Saved data entries
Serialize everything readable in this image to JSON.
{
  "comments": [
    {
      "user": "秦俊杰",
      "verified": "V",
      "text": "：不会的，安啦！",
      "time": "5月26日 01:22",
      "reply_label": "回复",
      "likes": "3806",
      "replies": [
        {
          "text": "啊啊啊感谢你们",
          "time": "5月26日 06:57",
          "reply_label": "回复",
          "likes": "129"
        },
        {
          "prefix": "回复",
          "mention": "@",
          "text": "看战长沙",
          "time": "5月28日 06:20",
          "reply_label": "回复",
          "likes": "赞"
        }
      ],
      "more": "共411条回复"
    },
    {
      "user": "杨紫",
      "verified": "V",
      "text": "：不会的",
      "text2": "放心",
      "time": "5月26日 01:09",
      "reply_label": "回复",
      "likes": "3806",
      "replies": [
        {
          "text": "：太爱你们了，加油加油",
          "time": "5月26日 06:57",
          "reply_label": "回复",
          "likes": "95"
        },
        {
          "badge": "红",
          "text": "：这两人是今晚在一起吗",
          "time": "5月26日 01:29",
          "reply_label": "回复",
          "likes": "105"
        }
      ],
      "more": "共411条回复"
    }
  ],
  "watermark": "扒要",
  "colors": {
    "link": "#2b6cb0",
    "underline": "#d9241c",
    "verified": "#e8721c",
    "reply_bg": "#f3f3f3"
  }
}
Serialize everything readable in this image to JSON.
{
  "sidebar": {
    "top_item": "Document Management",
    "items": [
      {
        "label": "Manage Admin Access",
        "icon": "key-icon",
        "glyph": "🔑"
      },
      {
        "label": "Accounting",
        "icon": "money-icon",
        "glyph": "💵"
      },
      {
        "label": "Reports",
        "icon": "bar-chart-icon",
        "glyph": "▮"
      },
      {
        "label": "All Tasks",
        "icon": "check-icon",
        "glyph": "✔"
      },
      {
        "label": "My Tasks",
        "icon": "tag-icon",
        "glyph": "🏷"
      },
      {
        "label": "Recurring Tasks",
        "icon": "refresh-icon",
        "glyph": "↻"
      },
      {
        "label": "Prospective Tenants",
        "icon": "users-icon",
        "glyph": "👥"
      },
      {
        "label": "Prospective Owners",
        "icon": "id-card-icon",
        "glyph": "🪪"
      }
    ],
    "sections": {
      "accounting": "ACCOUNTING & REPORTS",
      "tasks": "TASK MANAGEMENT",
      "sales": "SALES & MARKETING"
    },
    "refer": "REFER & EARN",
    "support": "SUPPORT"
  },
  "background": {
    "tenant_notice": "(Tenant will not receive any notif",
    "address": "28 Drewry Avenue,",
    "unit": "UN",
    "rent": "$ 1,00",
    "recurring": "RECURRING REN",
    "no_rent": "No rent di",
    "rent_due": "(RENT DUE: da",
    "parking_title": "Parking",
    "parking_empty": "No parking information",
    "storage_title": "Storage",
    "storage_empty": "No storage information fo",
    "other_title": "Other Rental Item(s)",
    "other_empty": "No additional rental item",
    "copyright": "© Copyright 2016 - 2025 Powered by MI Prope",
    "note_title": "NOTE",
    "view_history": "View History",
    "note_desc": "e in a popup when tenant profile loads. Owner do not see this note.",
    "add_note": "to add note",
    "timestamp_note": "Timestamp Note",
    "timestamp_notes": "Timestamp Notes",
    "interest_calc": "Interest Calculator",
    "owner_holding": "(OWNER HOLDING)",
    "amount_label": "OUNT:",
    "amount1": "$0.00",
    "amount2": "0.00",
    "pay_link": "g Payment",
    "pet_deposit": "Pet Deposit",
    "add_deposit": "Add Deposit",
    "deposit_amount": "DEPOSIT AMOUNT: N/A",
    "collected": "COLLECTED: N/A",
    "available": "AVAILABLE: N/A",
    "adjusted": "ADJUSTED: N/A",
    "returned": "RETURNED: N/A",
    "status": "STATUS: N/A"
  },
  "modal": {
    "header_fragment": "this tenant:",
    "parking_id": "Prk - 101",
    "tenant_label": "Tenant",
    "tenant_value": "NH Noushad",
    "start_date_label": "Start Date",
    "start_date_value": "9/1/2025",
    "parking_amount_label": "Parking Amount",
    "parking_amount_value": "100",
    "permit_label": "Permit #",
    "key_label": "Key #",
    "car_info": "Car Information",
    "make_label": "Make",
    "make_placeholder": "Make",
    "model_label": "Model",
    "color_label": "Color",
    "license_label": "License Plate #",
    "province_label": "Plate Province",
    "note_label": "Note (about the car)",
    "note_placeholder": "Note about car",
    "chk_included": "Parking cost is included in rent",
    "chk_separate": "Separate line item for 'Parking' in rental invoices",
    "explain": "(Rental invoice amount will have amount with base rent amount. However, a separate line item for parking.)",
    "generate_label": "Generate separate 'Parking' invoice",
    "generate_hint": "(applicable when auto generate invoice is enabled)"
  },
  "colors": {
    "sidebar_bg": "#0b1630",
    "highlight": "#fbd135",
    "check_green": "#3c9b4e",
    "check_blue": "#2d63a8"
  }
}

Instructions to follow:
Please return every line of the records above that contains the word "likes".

Output of the task:
      "likes": "3806",
          "likes": "129"
          "likes": "赞"
      "likes": "3806",
          "likes": "95"
          "likes": "105"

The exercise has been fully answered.